> EXERCISE DIRECTIONS
Copy out each line of the material below that holds the string "header".

---*---

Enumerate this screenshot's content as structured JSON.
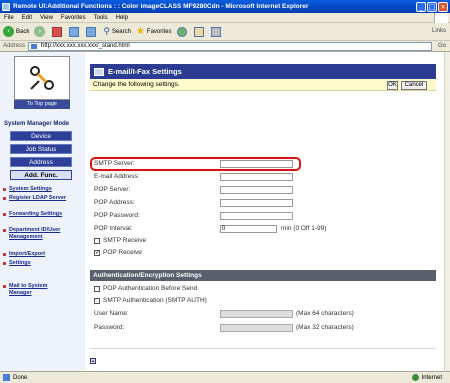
{
  "window": {
    "title": "Remote UI:Additional Functions : : Color imageCLASS MF9280Cdn - Microsoft Internet Explorer",
    "minimize": "_",
    "maximize": "□",
    "close": "×"
  },
  "menubar": {
    "items": [
      "File",
      "Edit",
      "View",
      "Favorites",
      "Tools",
      "Help"
    ]
  },
  "toolbar": {
    "back": "Back",
    "back_arrow": "‹",
    "forward_arrow": "›",
    "search": "Search",
    "favorites": "Favorites",
    "links": "Links"
  },
  "address": {
    "label": "Address",
    "url": "http://xxx.xxx.xxx.xxx/_stand.html",
    "go": "Go"
  },
  "leftnav": {
    "top_page": "To Top page",
    "mode_label": "System Manager Mode",
    "modes": [
      "Device",
      "Job Status",
      "Address",
      "Add. Func."
    ],
    "links": [
      "System Settings",
      "Register LDAP Server",
      "Forwarding Settings",
      "Department ID/User Management",
      "Import/Export",
      "Settings"
    ],
    "mail": "Mail to System Manager"
  },
  "content": {
    "header": "E-mail/I-Fax Settings",
    "instructions": "Change the following settings.",
    "ok": "OK",
    "cancel": "Cancel",
    "fields": [
      "SMTP Server:",
      "E-mail Address:",
      "POP Server:",
      "POP Address:",
      "POP Password:",
      "POP Interval:"
    ],
    "pop_interval_value": "0",
    "pop_interval_suffix": "min (0:Off 1-99)",
    "smtp_receive": "SMTP Receive",
    "pop_receive": "POP Receive",
    "auth_section": "Authentication/Encryption Settings",
    "pop_before_send": "POP Authentication Before Send",
    "smtp_auth": "SMTP Authentication (SMTP AUTH)",
    "user_name": "User Name:",
    "user_name_note": "(Max 64 characters)",
    "password": "Password:",
    "password_note": "(Max 32 characters)"
  },
  "statusbar": {
    "status": "Done",
    "zone": "Internet"
  }
}
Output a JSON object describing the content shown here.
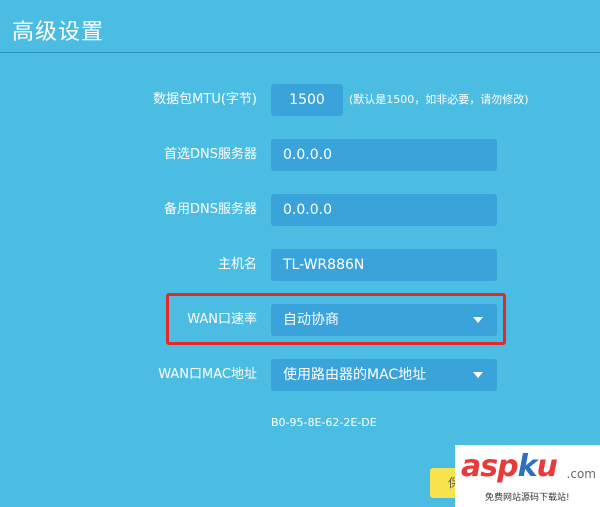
{
  "page": {
    "title": "高级设置"
  },
  "form": {
    "mtu": {
      "label": "数据包MTU(字节)",
      "value": "1500",
      "hint": "(默认是1500，如非必要，请勿修改)"
    },
    "primary_dns": {
      "label": "首选DNS服务器",
      "value": "0.0.0.0"
    },
    "secondary_dns": {
      "label": "备用DNS服务器",
      "value": "0.0.0.0"
    },
    "hostname": {
      "label": "主机名",
      "value": "TL-WR886N"
    },
    "wan_speed": {
      "label": "WAN口速率",
      "selected": "自动协商"
    },
    "wan_mac": {
      "label": "WAN口MAC地址",
      "selected": "使用路由器的MAC地址",
      "mac_value": "B0-95-8E-62-2E-DE"
    }
  },
  "actions": {
    "save_label": "保存"
  },
  "watermark": {
    "logo_a": "asp",
    "logo_b": "k",
    "logo_c": "u",
    "domain_suffix": ".com",
    "tagline": "免费网站源码下载站!"
  },
  "colors": {
    "background": "#4bbde2",
    "field": "#3aa3da",
    "highlight": "#e32a2a",
    "save_button": "#f6e34e"
  }
}
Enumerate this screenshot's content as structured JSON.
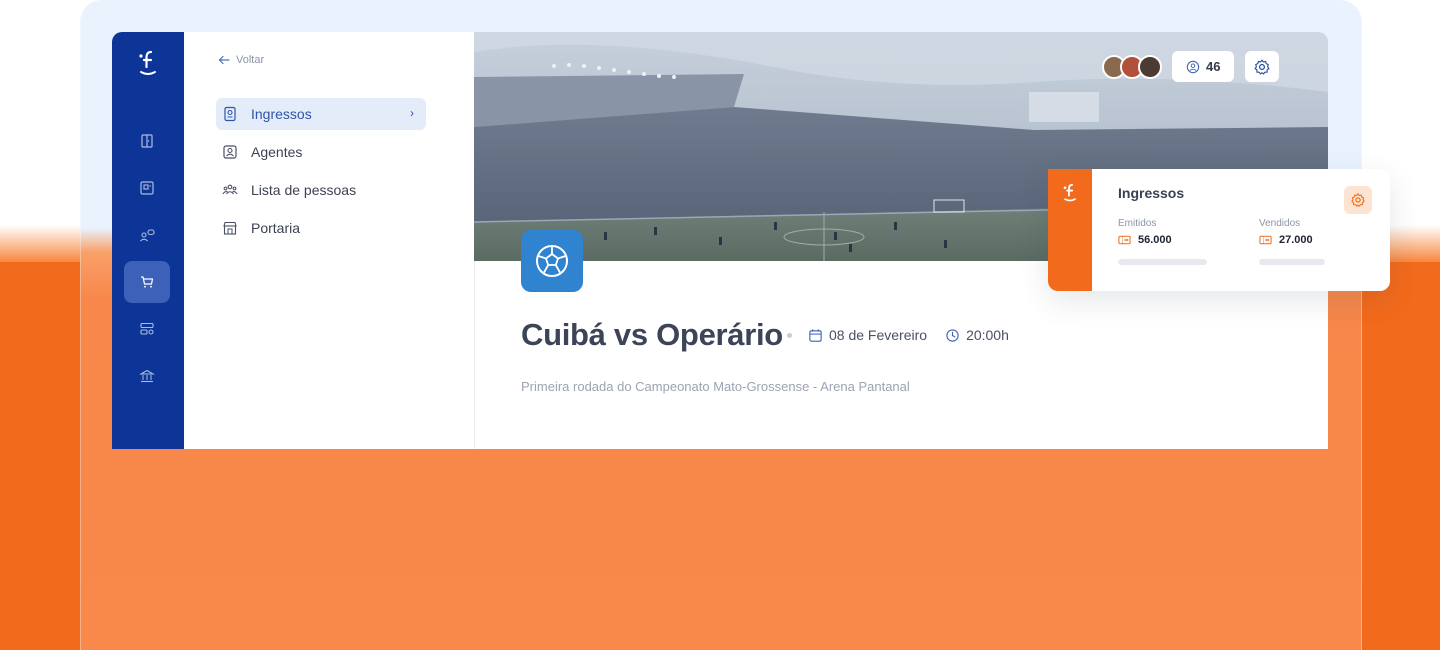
{
  "nav": {
    "back_label": "Voltar",
    "items": [
      {
        "label": "Ingressos",
        "icon": "ticket-icon",
        "active": true
      },
      {
        "label": "Agentes",
        "icon": "user-badge-icon",
        "active": false
      },
      {
        "label": "Lista de pessoas",
        "icon": "people-icon",
        "active": false
      },
      {
        "label": "Portaria",
        "icon": "storefront-icon",
        "active": false
      }
    ]
  },
  "rail": {
    "logo": "f",
    "items": [
      "door-icon",
      "id-card-icon",
      "people-chat-icon",
      "cart-icon",
      "settings-list-icon",
      "bank-icon"
    ],
    "active_index": 3
  },
  "header": {
    "attendee_count": "46"
  },
  "event": {
    "title": "Cuibá vs Operário",
    "date": "08 de Fevereiro",
    "time": "20:00h",
    "description": "Primeira rodada do Campeonato Mato-Grossense - Arena Pantanal",
    "icon": "soccer-ball-icon"
  },
  "ticket_card": {
    "title": "Ingressos",
    "issued_label": "Emitidos",
    "issued_value": "56.000",
    "sold_label": "Vendidos",
    "sold_value": "27.000"
  },
  "colors": {
    "brand_orange": "#f26b1c",
    "rail_blue": "#0d3597",
    "accent_blue": "#2f83cf"
  }
}
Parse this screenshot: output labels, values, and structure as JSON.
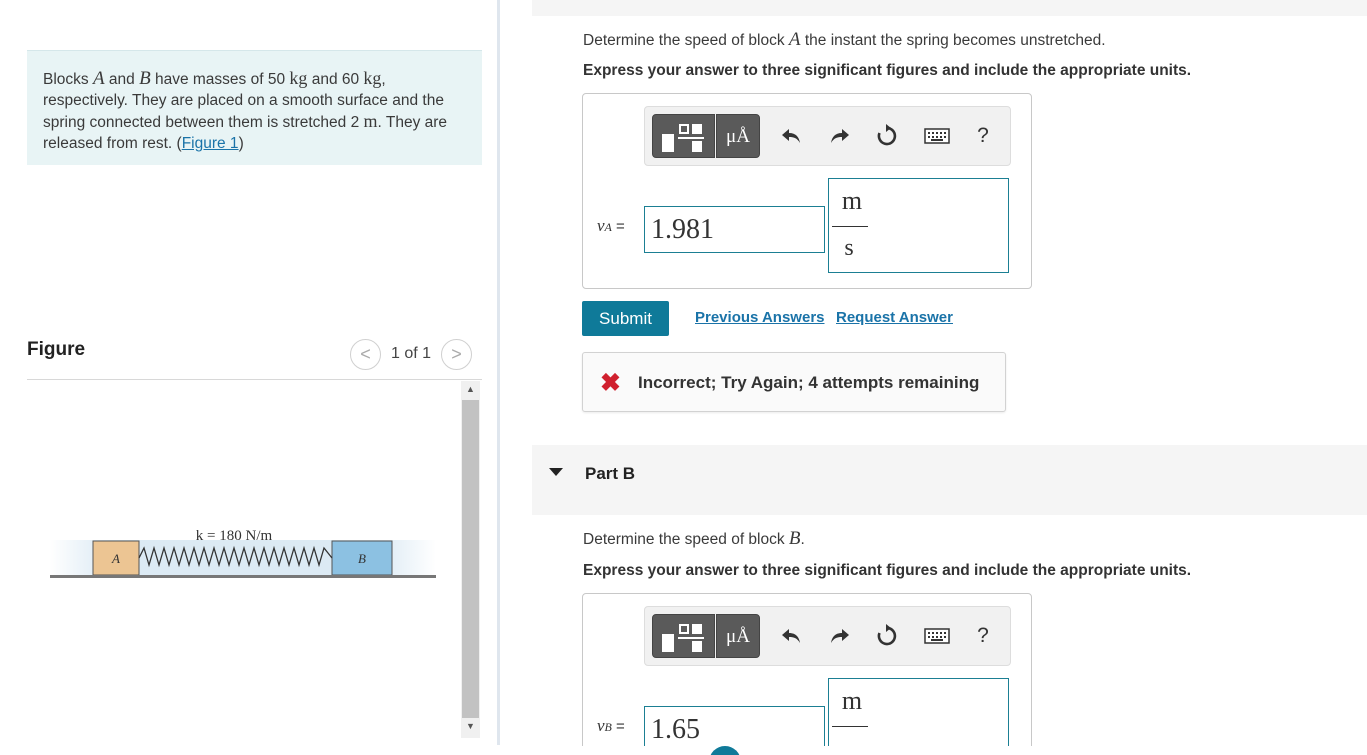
{
  "problem": {
    "pre1": "Blocks ",
    "varA": "A",
    "mid1": " and ",
    "varB": "B",
    "mid2": " have masses of 50 ",
    "unit_kg1": "kg",
    "mid3": " and 60 ",
    "unit_kg2": "kg",
    "mid4": ", respectively. They are placed on a smooth surface and the spring connected between them is stretched 2 ",
    "unit_m": "m",
    "mid5": ". They are released from rest. (",
    "figure_link": "Figure 1",
    "end": ")"
  },
  "figure_panel": {
    "title": "Figure",
    "pager": "1 of 1",
    "prev": "<",
    "next": ">",
    "spring_label": "k = 180 N/m",
    "block_a": "A",
    "block_b": "B"
  },
  "partA": {
    "q_pre": "Determine the speed of block ",
    "q_var": "A",
    "q_post": " the instant the spring becomes unstretched.",
    "instructions": "Express your answer to three significant figures and include the appropriate units.",
    "var_label": "v",
    "var_sub": "A",
    "equals": " =",
    "value": "1.981",
    "unit_num": "m",
    "unit_den": "s",
    "submit": "Submit",
    "previous_answers": "Previous Answers",
    "request_answer": "Request Answer",
    "feedback": "Incorrect; Try Again; 4 attempts remaining",
    "feedback_icon": "✖"
  },
  "toolbar": {
    "mu_label": "μÅ",
    "help": "?"
  },
  "partB": {
    "label": "Part B",
    "q_pre": "Determine the speed of block ",
    "q_var": "B",
    "q_post": ".",
    "instructions": "Express your answer to three significant figures and include the appropriate units.",
    "var_label": "v",
    "var_sub": "B",
    "equals": " =",
    "value": "1.65",
    "unit_num": "m"
  }
}
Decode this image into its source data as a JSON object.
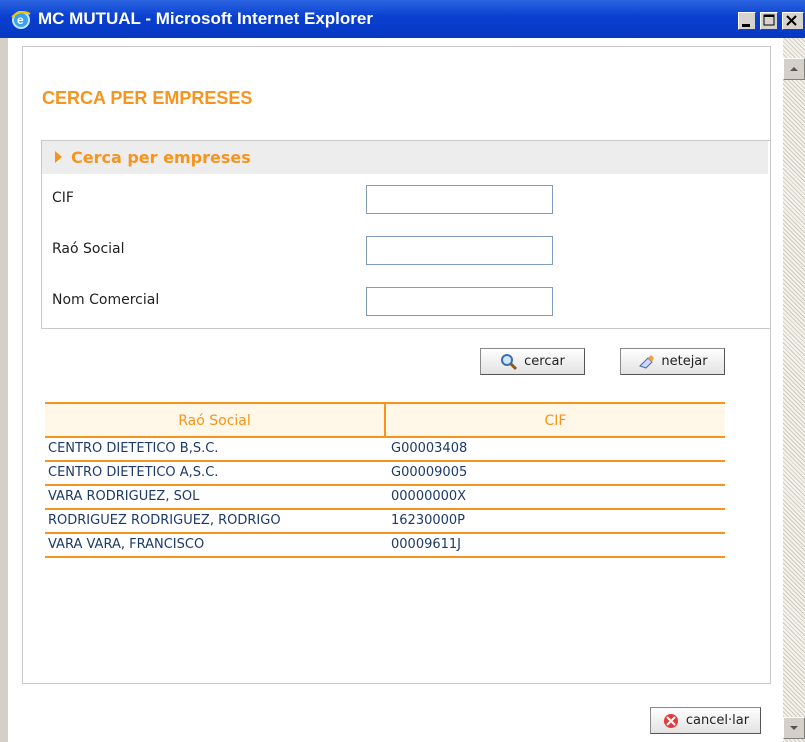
{
  "window": {
    "title": "MC MUTUAL - Microsoft Internet Explorer"
  },
  "page": {
    "title": "CERCA PER EMPRESES"
  },
  "search_section": {
    "header": "Cerca per empreses",
    "fields": [
      {
        "label": "CIF",
        "value": "",
        "placeholder": ""
      },
      {
        "label": "Raó Social",
        "value": "",
        "placeholder": ""
      },
      {
        "label": "Nom Comercial",
        "value": "",
        "placeholder": ""
      }
    ]
  },
  "buttons": {
    "search_label": "cercar",
    "clear_label": "netejar",
    "cancel_label": "cancel·lar"
  },
  "results": {
    "columns": [
      "Raó Social",
      "CIF"
    ],
    "rows": [
      {
        "name": "CENTRO DIETETICO B,S.C.",
        "cif": "G00003408"
      },
      {
        "name": "CENTRO DIETETICO A,S.C.",
        "cif": "G00009005"
      },
      {
        "name": "VARA RODRIGUEZ, SOL",
        "cif": "00000000X"
      },
      {
        "name": "RODRIGUEZ RODRIGUEZ, RODRIGO",
        "cif": "16230000P"
      },
      {
        "name": "VARA VARA, FRANCISCO",
        "cif": "00009611J"
      }
    ]
  },
  "colors": {
    "accent": "#f7941d",
    "titlebar": "#0a3fd0",
    "link_text": "#1c3a6a"
  },
  "icons": [
    "ie-logo-icon",
    "minimize-icon",
    "maximize-icon",
    "close-icon",
    "magnifier-icon",
    "eraser-icon",
    "cancel-icon",
    "scroll-up-icon",
    "scroll-down-icon"
  ]
}
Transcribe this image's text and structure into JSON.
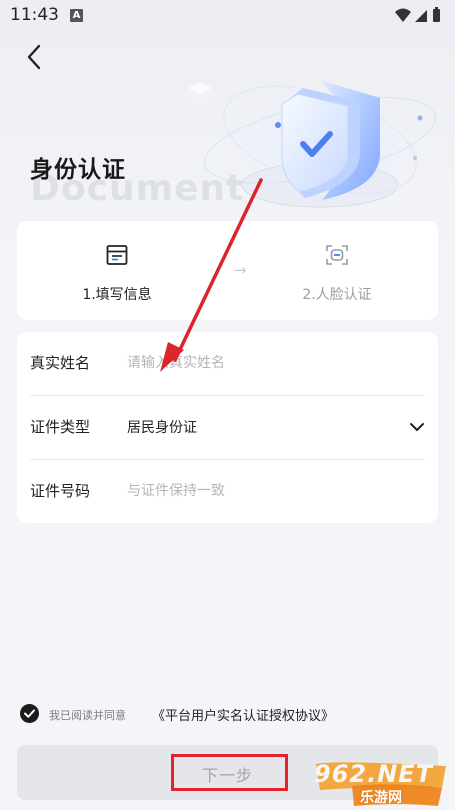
{
  "status_bar": {
    "time": "11:43",
    "badge": "A"
  },
  "header": {
    "title": "身份认证",
    "bg_word": "Document"
  },
  "steps": [
    {
      "label": "1.填写信息",
      "icon": "form-doc-icon",
      "active": true
    },
    {
      "label": "2.人脸认证",
      "icon": "face-scan-icon",
      "active": false
    }
  ],
  "step_arrow": "→",
  "form": {
    "name": {
      "label": "真实姓名",
      "placeholder": "请输入真实姓名"
    },
    "id_type": {
      "label": "证件类型",
      "value": "居民身份证"
    },
    "id_number": {
      "label": "证件号码",
      "placeholder": "与证件保持一致"
    }
  },
  "agreement": {
    "prefix": "我已阅读并同意",
    "link": "《平台用户实名认证授权协议》",
    "checked": true
  },
  "next_button": {
    "label": "下一步"
  },
  "watermark": {
    "main": "962.NET",
    "sub": "乐游网"
  },
  "colors": {
    "accent": "#1b1b1b",
    "annotation": "#e0242a",
    "card": "#ffffff",
    "background": "#f4f5f8"
  }
}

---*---

> SOLUTION TO THIS EXERCISE
    "header": "E-mail/I-Fax Settings",
  "header": {
    "header": "Cerca per empreses",
  "header": {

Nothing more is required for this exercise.